▶ _WHAT IS EXPECTED_: Within the records, find every line that includes the word "Mapowanie" and copy it.

************

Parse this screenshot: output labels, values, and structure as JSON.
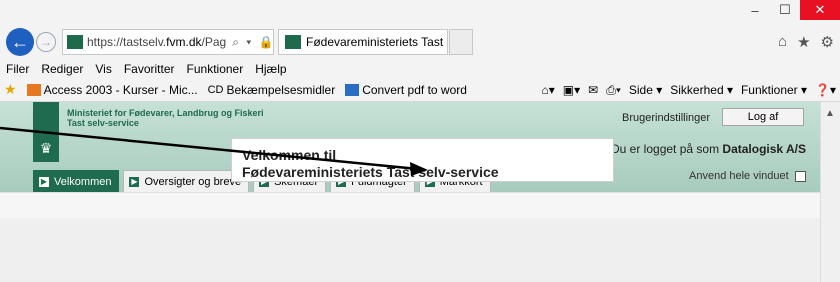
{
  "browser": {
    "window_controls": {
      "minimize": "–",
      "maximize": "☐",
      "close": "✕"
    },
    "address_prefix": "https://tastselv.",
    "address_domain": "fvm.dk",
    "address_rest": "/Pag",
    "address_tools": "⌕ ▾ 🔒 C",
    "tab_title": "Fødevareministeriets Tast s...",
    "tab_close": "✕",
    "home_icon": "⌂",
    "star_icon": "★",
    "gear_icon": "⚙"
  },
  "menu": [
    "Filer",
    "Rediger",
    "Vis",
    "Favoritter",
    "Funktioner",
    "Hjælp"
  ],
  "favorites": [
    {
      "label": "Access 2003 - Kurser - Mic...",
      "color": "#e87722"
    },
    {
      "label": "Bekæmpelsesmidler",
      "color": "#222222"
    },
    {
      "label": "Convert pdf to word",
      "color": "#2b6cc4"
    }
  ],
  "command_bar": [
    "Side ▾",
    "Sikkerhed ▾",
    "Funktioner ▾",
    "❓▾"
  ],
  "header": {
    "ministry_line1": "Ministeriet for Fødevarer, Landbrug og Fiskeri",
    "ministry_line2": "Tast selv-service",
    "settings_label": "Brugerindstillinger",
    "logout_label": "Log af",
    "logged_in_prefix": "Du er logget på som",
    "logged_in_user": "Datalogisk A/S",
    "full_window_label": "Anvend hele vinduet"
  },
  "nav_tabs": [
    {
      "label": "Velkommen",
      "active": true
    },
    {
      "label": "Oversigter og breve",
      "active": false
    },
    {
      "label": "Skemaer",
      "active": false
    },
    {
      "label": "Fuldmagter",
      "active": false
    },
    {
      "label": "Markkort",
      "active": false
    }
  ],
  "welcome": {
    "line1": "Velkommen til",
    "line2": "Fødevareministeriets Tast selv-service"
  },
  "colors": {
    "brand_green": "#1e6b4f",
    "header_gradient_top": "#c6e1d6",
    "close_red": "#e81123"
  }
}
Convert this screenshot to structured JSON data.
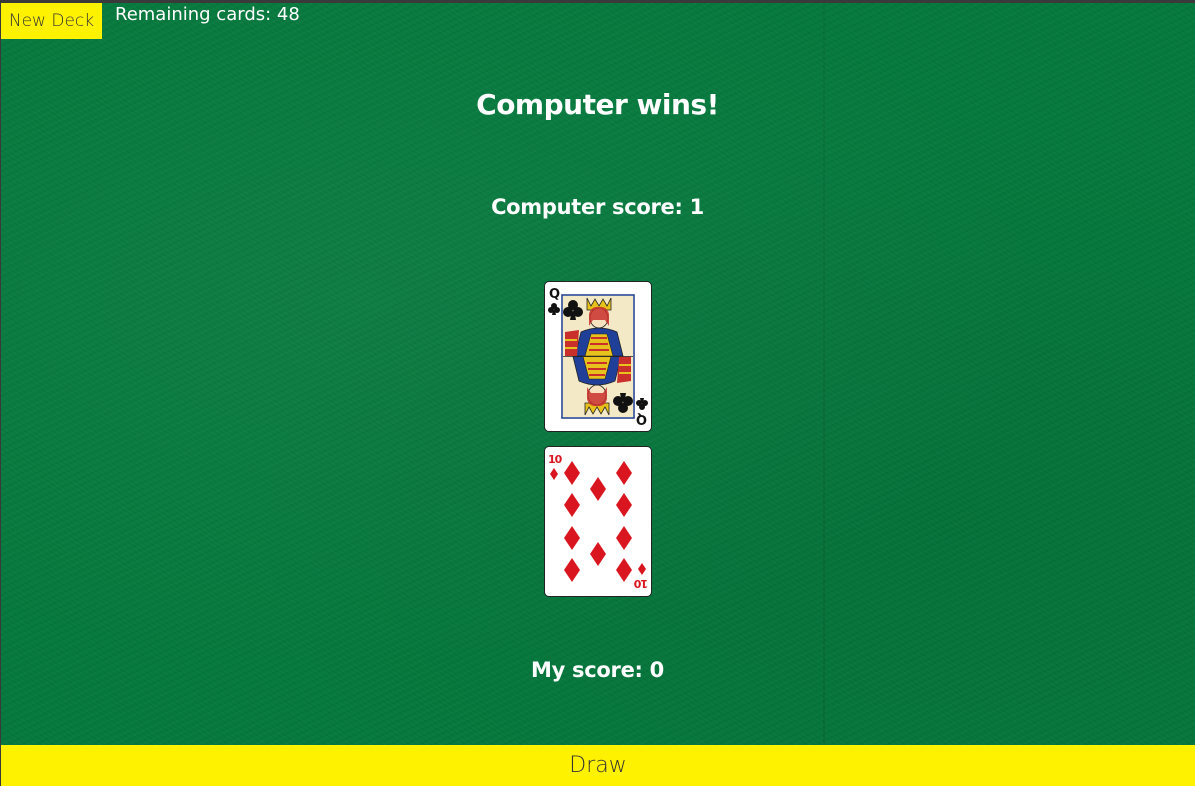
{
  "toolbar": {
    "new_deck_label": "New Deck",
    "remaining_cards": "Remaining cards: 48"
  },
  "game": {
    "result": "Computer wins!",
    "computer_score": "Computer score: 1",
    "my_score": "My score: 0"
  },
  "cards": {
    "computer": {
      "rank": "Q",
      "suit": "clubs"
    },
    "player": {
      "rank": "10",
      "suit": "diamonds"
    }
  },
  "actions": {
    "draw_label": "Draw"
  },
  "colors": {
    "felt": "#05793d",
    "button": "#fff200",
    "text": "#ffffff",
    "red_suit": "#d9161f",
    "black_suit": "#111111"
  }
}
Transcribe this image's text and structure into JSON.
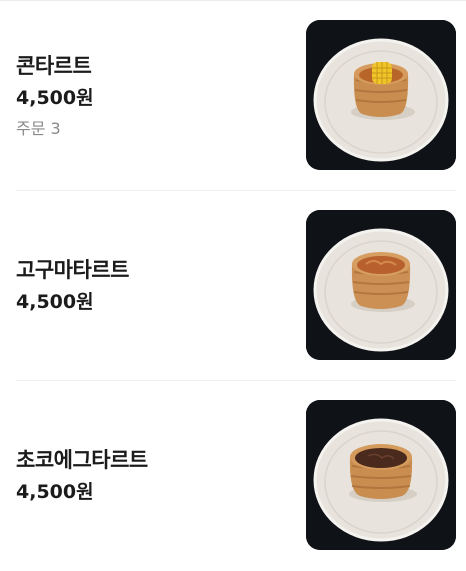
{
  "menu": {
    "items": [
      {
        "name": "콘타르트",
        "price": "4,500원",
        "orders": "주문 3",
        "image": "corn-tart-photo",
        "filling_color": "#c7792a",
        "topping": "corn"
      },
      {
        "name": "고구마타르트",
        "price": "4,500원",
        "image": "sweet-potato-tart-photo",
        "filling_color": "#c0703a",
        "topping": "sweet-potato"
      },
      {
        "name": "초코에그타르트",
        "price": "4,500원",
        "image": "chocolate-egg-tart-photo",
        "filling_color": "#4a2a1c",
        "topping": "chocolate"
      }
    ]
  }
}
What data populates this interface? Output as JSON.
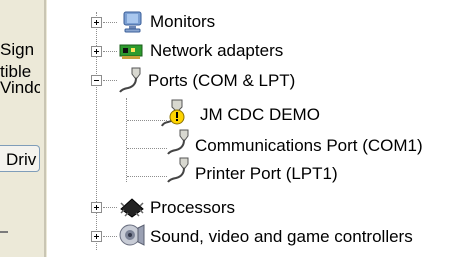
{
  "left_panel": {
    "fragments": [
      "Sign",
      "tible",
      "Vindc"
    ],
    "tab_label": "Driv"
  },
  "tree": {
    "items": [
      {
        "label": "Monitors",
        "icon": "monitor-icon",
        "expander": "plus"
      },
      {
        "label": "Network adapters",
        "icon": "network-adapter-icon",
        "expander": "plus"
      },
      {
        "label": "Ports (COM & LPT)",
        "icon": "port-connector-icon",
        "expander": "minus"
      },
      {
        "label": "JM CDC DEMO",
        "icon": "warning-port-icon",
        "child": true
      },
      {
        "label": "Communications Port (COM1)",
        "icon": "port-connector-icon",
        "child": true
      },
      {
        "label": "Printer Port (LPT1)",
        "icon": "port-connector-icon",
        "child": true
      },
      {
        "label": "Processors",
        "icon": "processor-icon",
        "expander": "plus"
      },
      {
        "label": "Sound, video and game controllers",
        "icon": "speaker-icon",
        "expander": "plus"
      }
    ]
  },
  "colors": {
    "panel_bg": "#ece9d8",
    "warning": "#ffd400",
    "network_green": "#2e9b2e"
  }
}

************

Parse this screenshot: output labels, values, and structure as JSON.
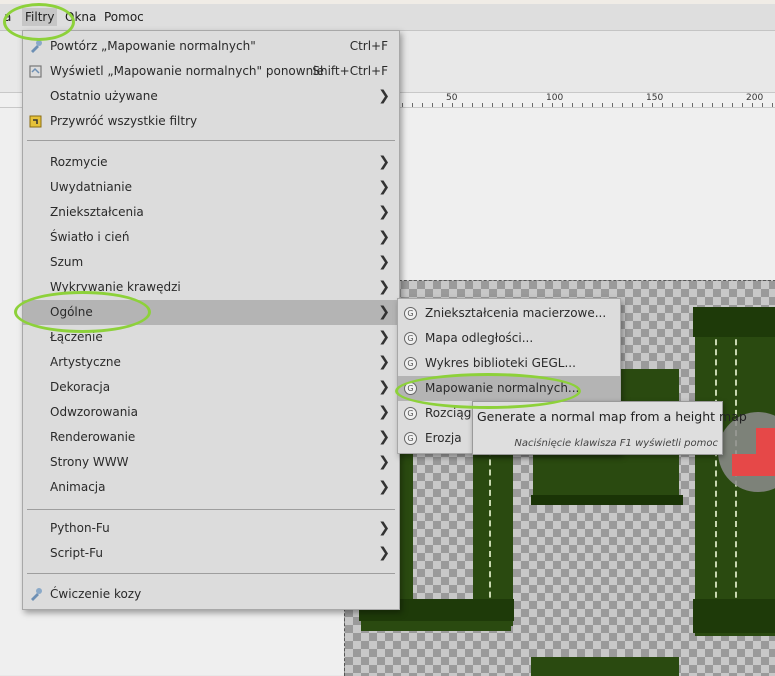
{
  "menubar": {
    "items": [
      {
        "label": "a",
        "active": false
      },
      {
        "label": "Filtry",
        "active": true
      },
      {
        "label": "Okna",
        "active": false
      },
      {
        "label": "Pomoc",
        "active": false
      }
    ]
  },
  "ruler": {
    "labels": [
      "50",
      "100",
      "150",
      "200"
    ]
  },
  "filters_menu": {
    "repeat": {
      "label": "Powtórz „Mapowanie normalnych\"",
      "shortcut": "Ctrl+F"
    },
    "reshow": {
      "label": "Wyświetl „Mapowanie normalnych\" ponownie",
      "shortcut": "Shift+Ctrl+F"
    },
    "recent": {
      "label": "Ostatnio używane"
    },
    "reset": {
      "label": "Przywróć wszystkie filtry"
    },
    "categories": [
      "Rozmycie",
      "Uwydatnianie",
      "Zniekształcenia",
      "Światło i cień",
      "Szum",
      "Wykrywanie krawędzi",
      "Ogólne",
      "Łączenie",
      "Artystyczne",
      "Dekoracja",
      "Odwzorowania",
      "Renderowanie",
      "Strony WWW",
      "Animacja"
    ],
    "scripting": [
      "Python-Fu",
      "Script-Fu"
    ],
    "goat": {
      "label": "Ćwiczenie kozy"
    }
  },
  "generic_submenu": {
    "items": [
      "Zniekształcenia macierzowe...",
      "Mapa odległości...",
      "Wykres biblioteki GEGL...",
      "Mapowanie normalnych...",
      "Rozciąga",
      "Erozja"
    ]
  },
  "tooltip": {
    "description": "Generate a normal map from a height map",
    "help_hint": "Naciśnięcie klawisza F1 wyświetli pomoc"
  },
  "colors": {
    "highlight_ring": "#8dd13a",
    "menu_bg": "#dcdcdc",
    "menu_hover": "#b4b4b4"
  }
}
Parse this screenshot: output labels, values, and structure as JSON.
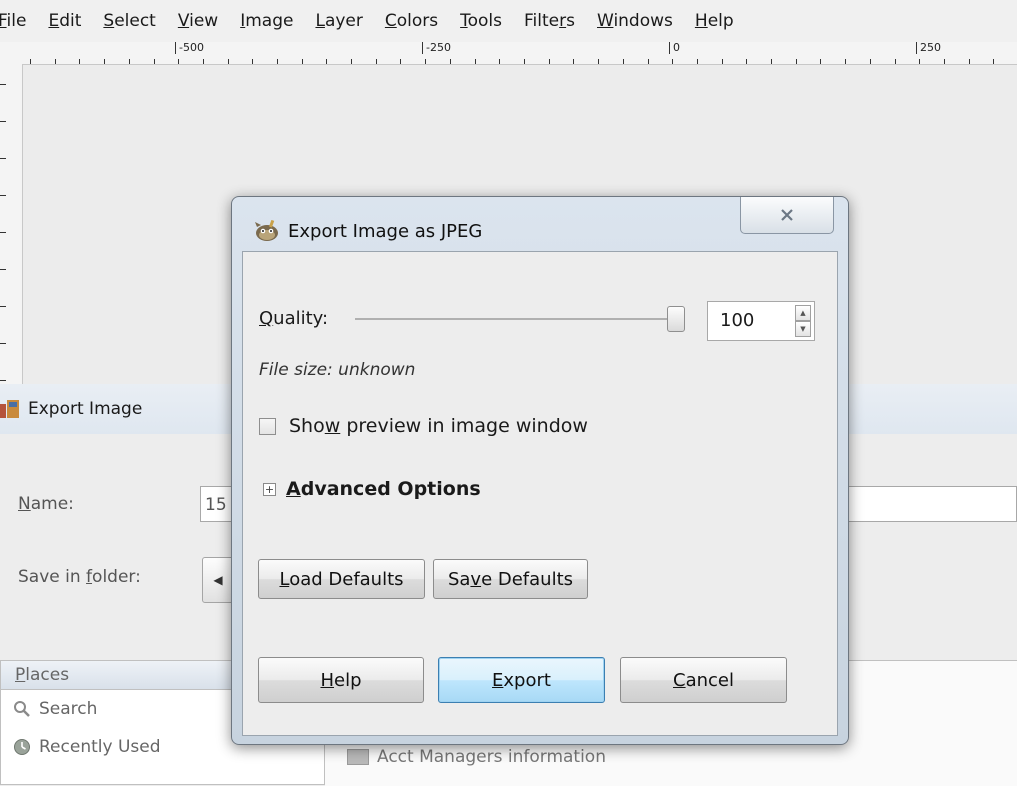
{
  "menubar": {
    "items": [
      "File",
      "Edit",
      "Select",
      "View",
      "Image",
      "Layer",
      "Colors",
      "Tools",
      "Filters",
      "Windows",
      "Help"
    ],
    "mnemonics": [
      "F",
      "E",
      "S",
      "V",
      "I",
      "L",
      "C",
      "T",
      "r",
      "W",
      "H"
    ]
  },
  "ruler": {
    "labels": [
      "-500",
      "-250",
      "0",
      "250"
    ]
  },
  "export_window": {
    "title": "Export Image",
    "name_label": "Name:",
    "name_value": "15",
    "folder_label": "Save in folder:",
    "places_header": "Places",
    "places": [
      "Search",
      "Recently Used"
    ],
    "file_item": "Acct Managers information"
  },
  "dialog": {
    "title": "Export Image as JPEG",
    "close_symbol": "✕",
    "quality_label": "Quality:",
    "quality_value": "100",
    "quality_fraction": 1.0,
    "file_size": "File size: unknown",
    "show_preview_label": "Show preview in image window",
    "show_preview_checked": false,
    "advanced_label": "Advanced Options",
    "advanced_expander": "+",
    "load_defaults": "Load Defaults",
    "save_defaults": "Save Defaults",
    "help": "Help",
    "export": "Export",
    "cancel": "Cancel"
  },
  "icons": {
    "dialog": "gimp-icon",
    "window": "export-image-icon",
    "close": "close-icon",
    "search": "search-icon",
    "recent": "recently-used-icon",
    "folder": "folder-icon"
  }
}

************

▶ _TASK SOLUTION_:
      "label": "Powtórz „Mapowanie normalnych\"",
      "label": "Wyświetl „Mapowanie normalnych\" ponownie",
      "Mapowanie normalnych...",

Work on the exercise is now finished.